# [Activity]
Count the lines below that contain "true". Give only the number.

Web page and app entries
§
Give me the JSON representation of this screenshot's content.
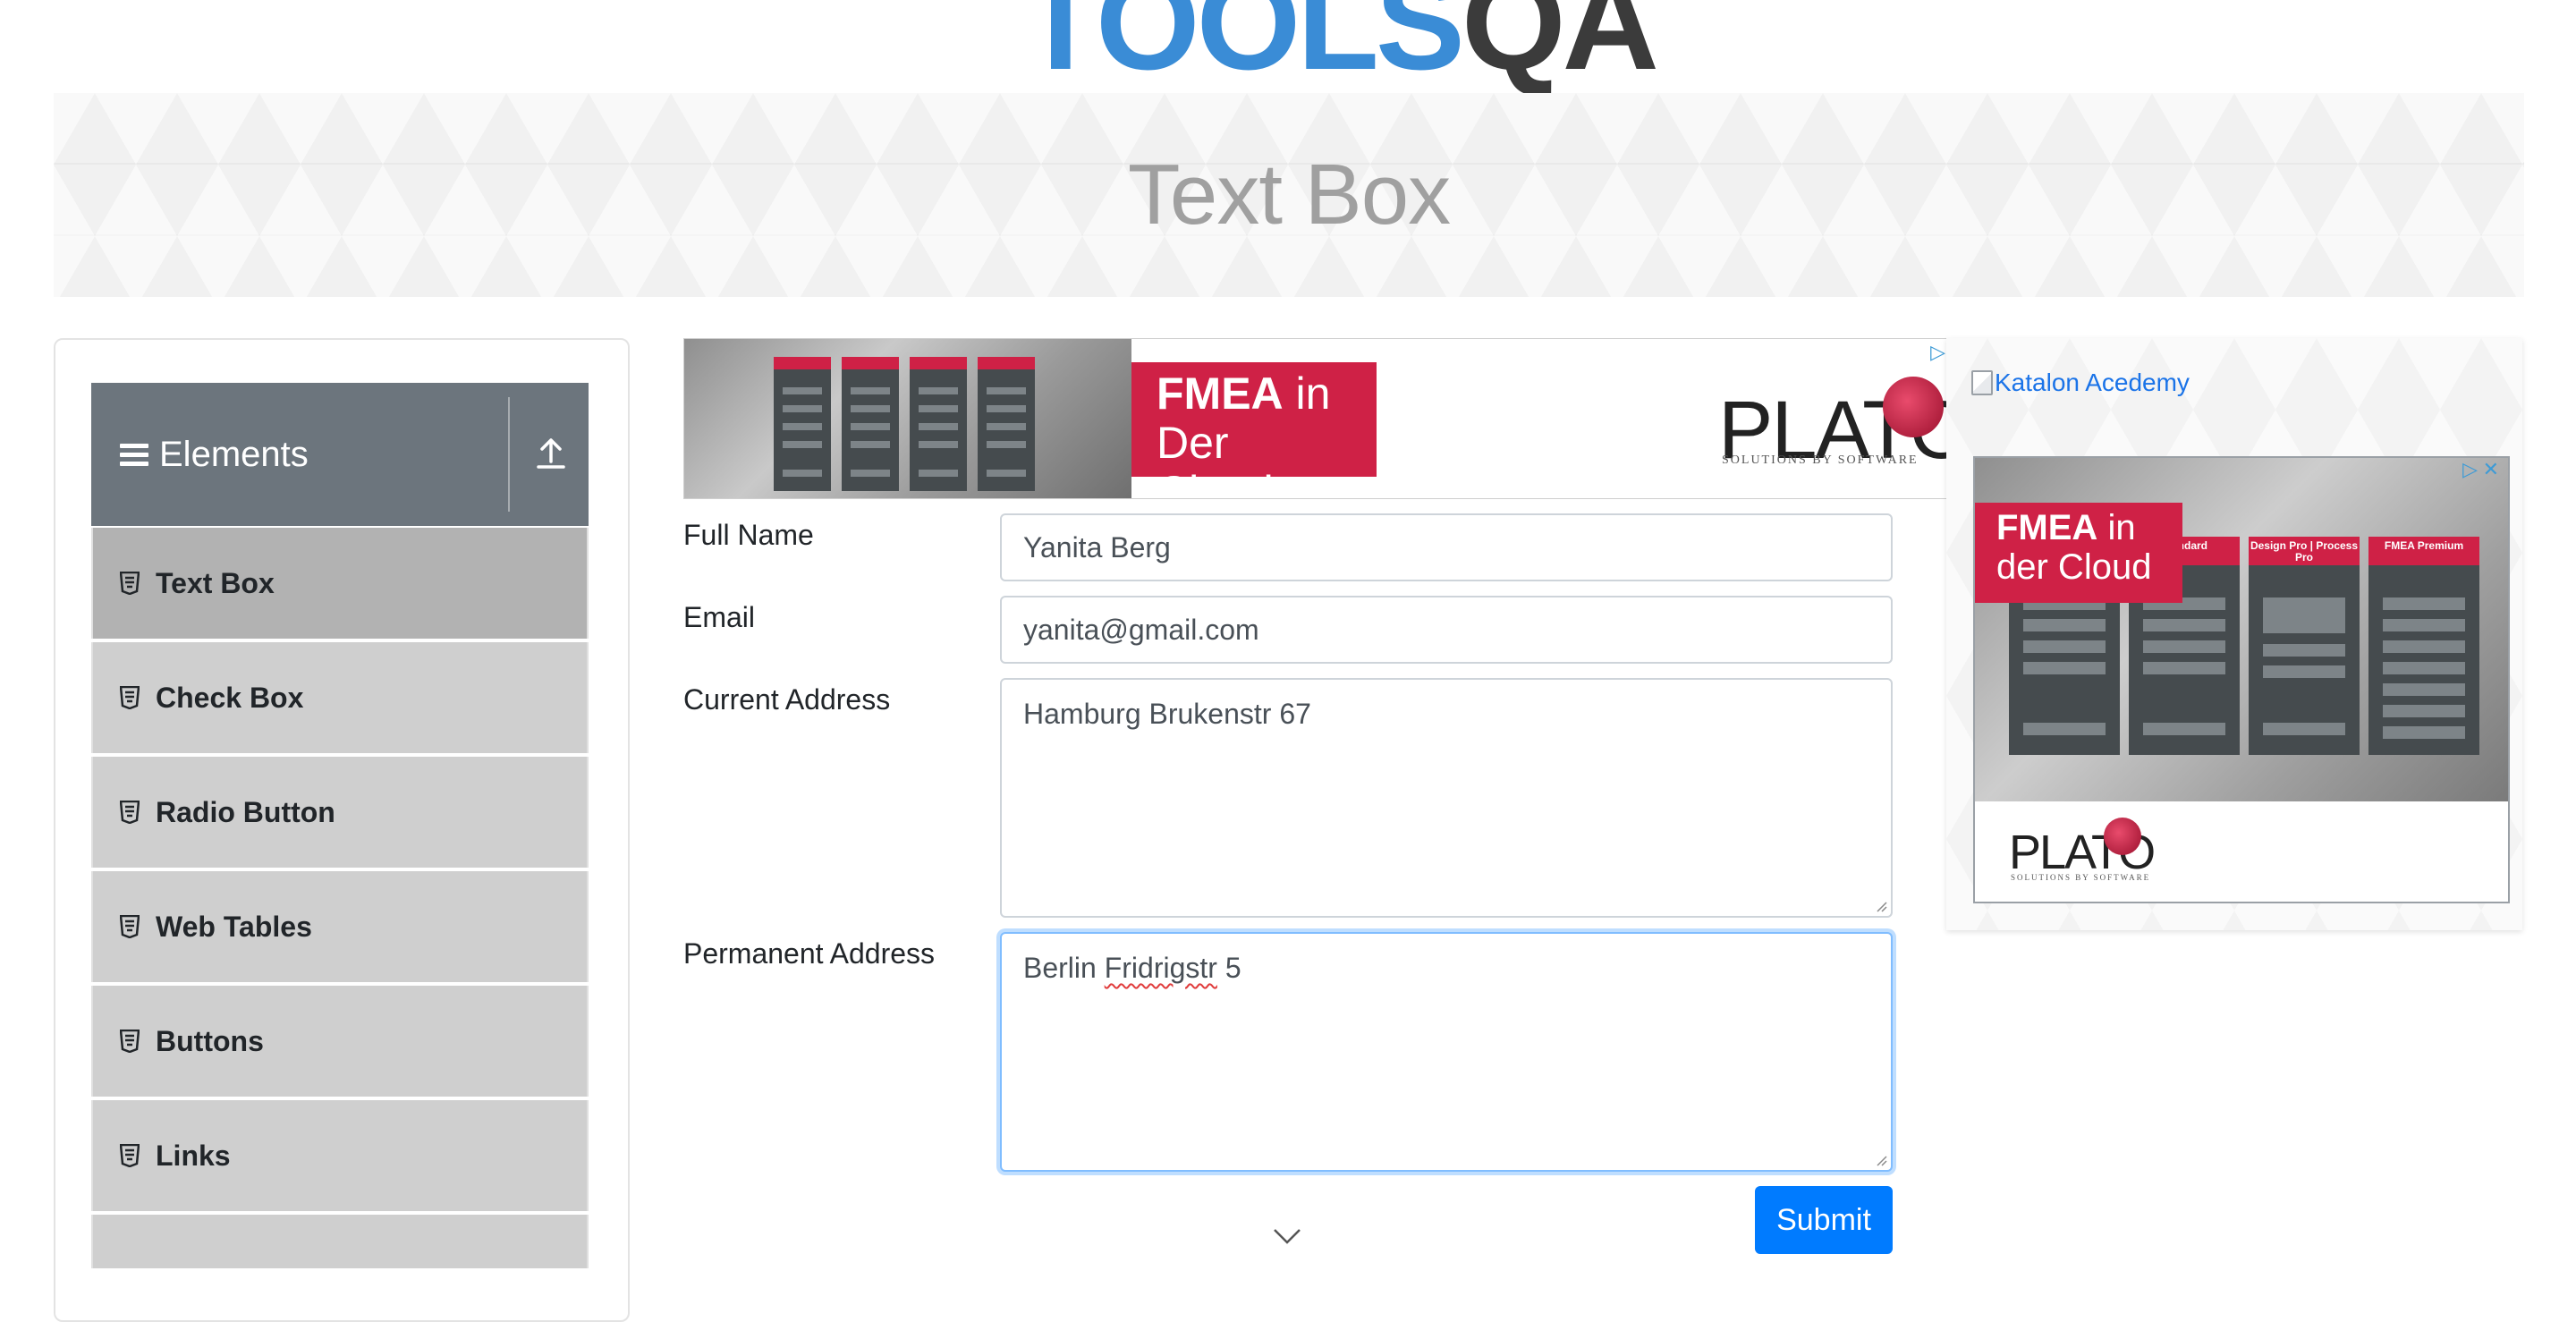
{
  "logo": {
    "part1": "TOOLS",
    "part2": "QA"
  },
  "banner": {
    "title": "Text Box"
  },
  "sidebar": {
    "group_title": "Elements",
    "items": [
      {
        "label": "Text Box"
      },
      {
        "label": "Check Box"
      },
      {
        "label": "Radio Button"
      },
      {
        "label": "Web Tables"
      },
      {
        "label": "Buttons"
      },
      {
        "label": "Links"
      }
    ]
  },
  "ad_top": {
    "headline_bold": "FMEA",
    "headline_rest": " in",
    "headline_line2": "Der Cloud",
    "brand": "PLATO",
    "brand_sub": "SOLUTIONS BY SOFTWARE"
  },
  "form": {
    "full_name": {
      "label": "Full Name",
      "value": "Yanita Berg"
    },
    "email": {
      "label": "Email",
      "value": "yanita@gmail.com"
    },
    "current_address": {
      "label": "Current Address",
      "value": "Hamburg Brukenstr 67"
    },
    "permanent_address": {
      "label": "Permanent Address",
      "value_start": "Berlin ",
      "value_misspelled": "Fridrigstr",
      "value_end": " 5"
    },
    "submit_label": "Submit"
  },
  "ad_side": {
    "link_alt": "Katalon Acedemy",
    "headline_bold": "FMEA",
    "headline_rest": " in",
    "headline_line2": "der Cloud",
    "columns": [
      "Standard",
      "Design Pro | Process Pro",
      "FMEA Premium"
    ],
    "brand": "PLATO",
    "brand_sub": "SOLUTIONS BY SOFTWARE"
  },
  "colors": {
    "primary": "#007bff",
    "sidebar_header": "#6c757d",
    "menu_item": "#cfcfcf",
    "menu_item_active": "#b2b2b2",
    "ad_red": "#cf2146",
    "logo_blue": "#3a8cd6"
  }
}
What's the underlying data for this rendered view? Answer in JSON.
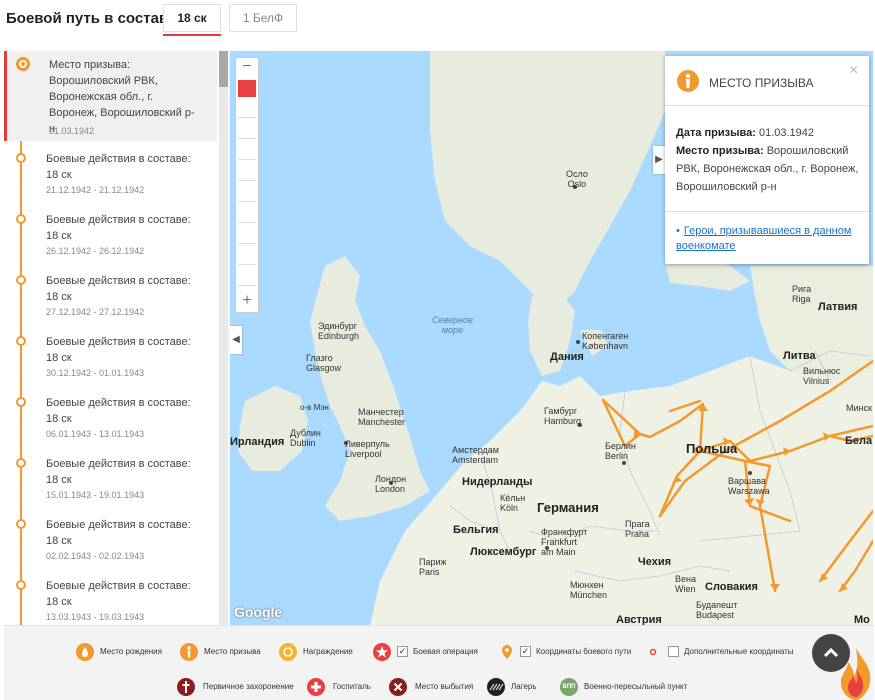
{
  "header": {
    "title": "Боевой путь в составе:",
    "tabs": [
      {
        "label": "18 ск",
        "active": true
      },
      {
        "label": "1 БелФ",
        "active": false
      }
    ]
  },
  "timeline": {
    "items": [
      {
        "title": "Место призыва: Ворошиловский РВК, Воронежская обл., г. Воронеж, Ворошиловский р-н",
        "date": "01.03.1942",
        "selected": true
      },
      {
        "title": "Боевые действия в составе: 18 ск",
        "date": "21.12.1942 - 21.12.1942"
      },
      {
        "title": "Боевые действия в составе: 18 ск",
        "date": "26.12.1942 - 26.12.1942"
      },
      {
        "title": "Боевые действия в составе: 18 ск",
        "date": "27.12.1942 - 27.12.1942"
      },
      {
        "title": "Боевые действия в составе: 18 ск",
        "date": "30.12.1942 - 01.01.1943"
      },
      {
        "title": "Боевые действия в составе: 18 ск",
        "date": "06.01.1943 - 13.01.1943"
      },
      {
        "title": "Боевые действия в составе: 18 ск",
        "date": "15.01.1943 - 19.01.1943"
      },
      {
        "title": "Боевые действия в составе: 18 ск",
        "date": "02.02.1943 - 02.02.1943"
      },
      {
        "title": "Боевые действия в составе: 18 ск",
        "date": "13.03.1943 - 19.03.1943"
      }
    ]
  },
  "map": {
    "zoom_in": "+",
    "zoom_out": "−",
    "attribution": "Google",
    "labels": {
      "oslo": "Осло\nOslo",
      "north_sea": "Северное\nморе",
      "edinburgh": "Эдинбург\nEdinburgh",
      "glasgow": "Глазго\nGlasgow",
      "isle_of_man": "о-в Мэн",
      "manchester": "Манчестер\nManchester",
      "dublin": "Дублин\nDublin",
      "ireland": "Ирландия",
      "liverpool": "Ливерпуль\nLiverpool",
      "london": "Лондон\nLondon",
      "copenhagen": "Копенгаген\nKøbenhavn",
      "denmark": "Дания",
      "hamburg": "Гамбург\nHamburg",
      "amsterdam": "Амстердам\nAmsterdam",
      "netherlands": "Нидерланды",
      "berlin": "Берлин\nBerlin",
      "poland": "Польша",
      "warsaw": "Варшава\nWarszawa",
      "germany": "Германия",
      "cologne": "Кёльн\nKöln",
      "belgium": "Бельгия",
      "luxembourg": "Люксембург",
      "frankfurt": "Франкфурт\nFrankfurt\nam Main",
      "prague": "Прага\nPraha",
      "czechia": "Чехия",
      "paris": "Париж\nParis",
      "munich": "Мюнхен\nMünchen",
      "vienna": "Вена\nWien",
      "slovakia": "Словакия",
      "budapest": "Будапешт\nBudapest",
      "austria": "Австрия",
      "riga": "Рига\nRiga",
      "latvia": "Латвия",
      "lithuania": "Литва",
      "vilnius": "Вильнюс\nVilnius",
      "minsk": "Минск",
      "belarus": "Бела",
      "prague_dot": "",
      "mo": "Мо"
    }
  },
  "popup": {
    "title": "МЕСТО ПРИЗЫВА",
    "close": "×",
    "date_label": "Дата призыва:",
    "date_value": "01.03.1942",
    "place_label": "Место призыва:",
    "place_value": "Ворошиловский РВК, Воронежская обл., г. Воронеж, Ворошиловский р-н",
    "link": "Герои, призывавшиеся в данном военкомате"
  },
  "legend": {
    "items": [
      {
        "label": "Место рождения",
        "color": "#f29a2e"
      },
      {
        "label": "Место призыва",
        "color": "#f29a2e"
      },
      {
        "label": "Награждение",
        "color": "#f29a2e"
      },
      {
        "label": "Боевая операция",
        "color": "#e84141"
      },
      {
        "label": "Координаты боевого пути",
        "color": "#f29a2e"
      },
      {
        "label": "Дополнительные координаты",
        "color": "#e84141"
      },
      {
        "label": "Первичное захоронение",
        "color": "#8b1d1d"
      },
      {
        "label": "Госпиталь",
        "color": "#e84141"
      },
      {
        "label": "Место выбытия",
        "color": "#8b1d1d"
      },
      {
        "label": "Лагерь",
        "color": "#333333"
      },
      {
        "label": "Военно-пересыльный пункт",
        "color": "#7aa56b"
      }
    ],
    "icon_text_camp": "ЛАГ",
    "icon_text_vpp": "ВПП"
  }
}
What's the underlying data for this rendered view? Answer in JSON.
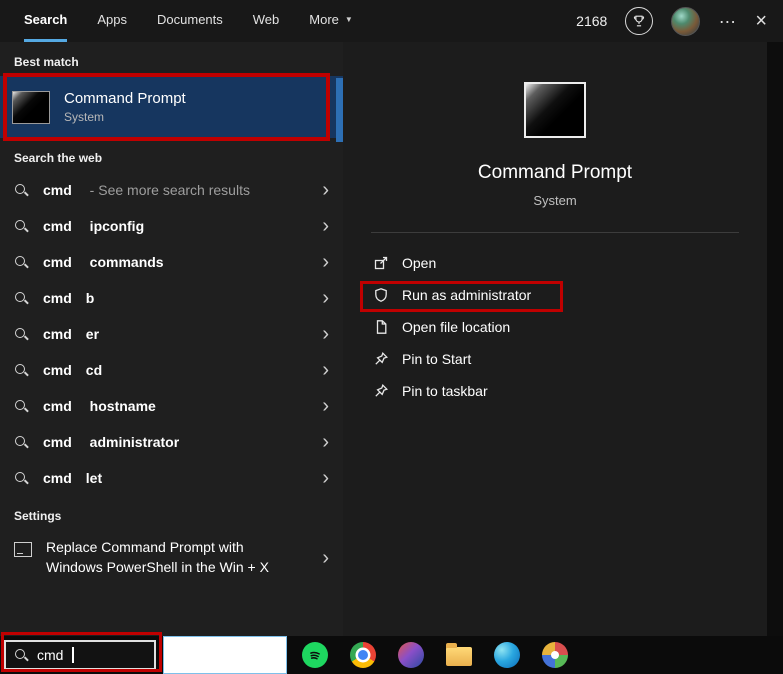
{
  "colors": {
    "accent_blue": "#55a9e3",
    "best_match_highlight": "#16365f",
    "annotation_red": "#c00000",
    "panel_bg": "#1f1f1f",
    "taskbar_bg": "#0b0b0b"
  },
  "topbar": {
    "tabs": [
      {
        "label": "Search",
        "active": true
      },
      {
        "label": "Apps"
      },
      {
        "label": "Documents"
      },
      {
        "label": "Web"
      },
      {
        "label": "More",
        "dropdown": "▼"
      }
    ],
    "rewards_points": "2168",
    "ellipsis": "…",
    "close": "×"
  },
  "left_panel": {
    "best_match_header": "Best match",
    "best_match": {
      "title": "Command Prompt",
      "subtitle": "System",
      "icon": "command-prompt-icon"
    },
    "web_header": "Search the web",
    "suggestions": [
      {
        "base": "cmd",
        "rest": " - See more search results",
        "muted": true
      },
      {
        "base": "cmd",
        "rest": " ipconfig"
      },
      {
        "base": "cmd",
        "rest": " commands"
      },
      {
        "base": "cmd",
        "rest": "b"
      },
      {
        "base": "cmd",
        "rest": "er"
      },
      {
        "base": "cmd",
        "rest": "cd"
      },
      {
        "base": "cmd",
        "rest": " hostname"
      },
      {
        "base": "cmd",
        "rest": " administrator"
      },
      {
        "base": "cmd",
        "rest": "let"
      }
    ],
    "settings_header": "Settings",
    "settings_item": {
      "line1": "Replace Command Prompt with",
      "line2": "Windows PowerShell in the Win + X",
      "icon": "console-window-icon"
    }
  },
  "preview": {
    "title": "Command Prompt",
    "subtitle": "System",
    "icon": "command-prompt-icon-large",
    "actions": [
      {
        "label": "Open",
        "icon": "open-icon"
      },
      {
        "label": "Run as administrator",
        "icon": "shield-icon",
        "highlighted": true
      },
      {
        "label": "Open file location",
        "icon": "file-location-icon"
      },
      {
        "label": "Pin to Start",
        "icon": "pin-icon"
      },
      {
        "label": "Pin to taskbar",
        "icon": "pin-icon"
      }
    ]
  },
  "taskbar": {
    "search_value": "cmd",
    "icons": [
      "spotify-icon",
      "chrome-icon",
      "app-icon-3",
      "file-explorer-icon",
      "edge-icon",
      "app-icon-6"
    ]
  }
}
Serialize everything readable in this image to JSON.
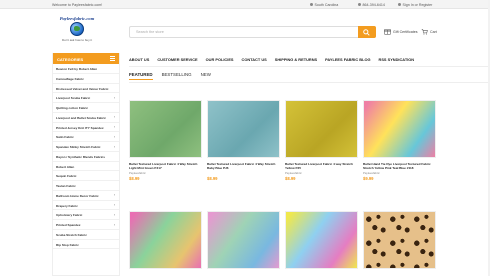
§
# [Written answer]
5